Not a morning person? Blame your DNA
Not a morning person? It might be in your DNA.
I feel like this is not the first study of its kind but it’s the most recent: new research from 23andMe suggests that your genes may decide whether you are a morning person or a night person.
Anyone who is not a morning person and who has tried unsuccessfully for years to become one knows this must be true and doesn’t need some silly study to tell us. But it’s nice to have possible confirmation because we’re always being told that the only way to be successful in life is to get up at 5 am to meditate, do yoga, go running, and write in your gratitude journal before breakfasting on lemon water and kale, and if you don’t do this you’re a no good layabout who will never amount to anything. Also, something like 90% of CEOs get up early.
Anyway. It’s not our faults, if you believe this study, which I choose to do.
23andMe, Inc., “the leading personal genetics company,” (meaning you send them your spit and they tell you stuff they learn from your genes like how European you are and how likely your kids are to have green eyes) has released the results of what, according to a media release, is “one of the largest genome-wide association studies of its kind, identifying genetic variants associated with being a morning person.”
Published in Nature Communications the study identified 15 locations in DNA (loci) associated with “morningness.” (I know. Spell Check doesn’t think it’s a word either.)
“In this study we set out to discover more about an individual’s preference toward early rising and were able to identify the genetic associations with ‘morningness’ as well as ties to lifestyle patterns and other traits,” said lead author Youna Hu.
Morningness is apparently governed by differences in circadian rhythm, which have been linked to medically relevant factors such as sleep, obesity, and mental health.
The study, which included samples from more than 89,000 23andMe customers, found that “seven of the loci associated with morningness are near genes previously known to be involved in circadian rhythm, including HCRTR2 (linked to narcolepsy), FBXL3 (shown to have extended circadian period) and VIP (found to prolong REM sleep).” (Translation: this has something to do with being a morning person being in your genes.) (I think.)
Additional findings from the study and data from 23andMe customers reportedly include:
The majority (56%) of participants consider themselves night owls
Women and adults over age 60 are more likely to be morning people
Morning people are significantly less likely to have insomnia, or to suffer from depression than individuals who reported being “night owls”
The researchers also found that after taking into account the effect of age and sex, morning people are likely to have lower BMI. This does not imply causation.
So, if you can’t get up in the morning, maybe you can blame your genes. (Unless you’re lying to yourself and you should be blaming the wine.)

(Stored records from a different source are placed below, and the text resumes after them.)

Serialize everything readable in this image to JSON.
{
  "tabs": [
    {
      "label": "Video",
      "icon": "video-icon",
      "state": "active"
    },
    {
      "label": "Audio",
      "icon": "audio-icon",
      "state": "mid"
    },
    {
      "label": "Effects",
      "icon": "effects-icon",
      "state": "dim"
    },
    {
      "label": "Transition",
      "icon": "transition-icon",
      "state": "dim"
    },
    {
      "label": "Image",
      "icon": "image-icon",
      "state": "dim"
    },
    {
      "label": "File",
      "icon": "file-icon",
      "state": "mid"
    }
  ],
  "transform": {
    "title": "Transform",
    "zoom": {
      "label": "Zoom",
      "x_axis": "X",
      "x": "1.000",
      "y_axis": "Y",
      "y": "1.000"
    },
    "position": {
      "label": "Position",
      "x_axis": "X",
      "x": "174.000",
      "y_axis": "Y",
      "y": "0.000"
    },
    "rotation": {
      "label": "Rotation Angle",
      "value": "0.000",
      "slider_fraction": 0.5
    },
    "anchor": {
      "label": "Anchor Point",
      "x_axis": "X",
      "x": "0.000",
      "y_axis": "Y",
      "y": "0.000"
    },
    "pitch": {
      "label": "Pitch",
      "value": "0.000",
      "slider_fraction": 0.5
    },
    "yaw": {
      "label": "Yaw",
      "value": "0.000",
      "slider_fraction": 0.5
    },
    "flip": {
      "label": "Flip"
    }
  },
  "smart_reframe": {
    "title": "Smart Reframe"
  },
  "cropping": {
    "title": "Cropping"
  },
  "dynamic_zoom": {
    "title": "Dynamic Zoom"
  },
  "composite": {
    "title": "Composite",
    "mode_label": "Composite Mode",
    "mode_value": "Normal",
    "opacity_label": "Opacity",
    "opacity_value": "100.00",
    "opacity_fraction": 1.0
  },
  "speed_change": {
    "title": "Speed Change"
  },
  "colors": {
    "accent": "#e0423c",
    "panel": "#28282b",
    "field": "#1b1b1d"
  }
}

Unfortunately, this doesn’t give us any actual leverage when it comes to getting out of being on time for work. So, if you’re often tired, here are some tips on how to get more sleep so you can be less tired.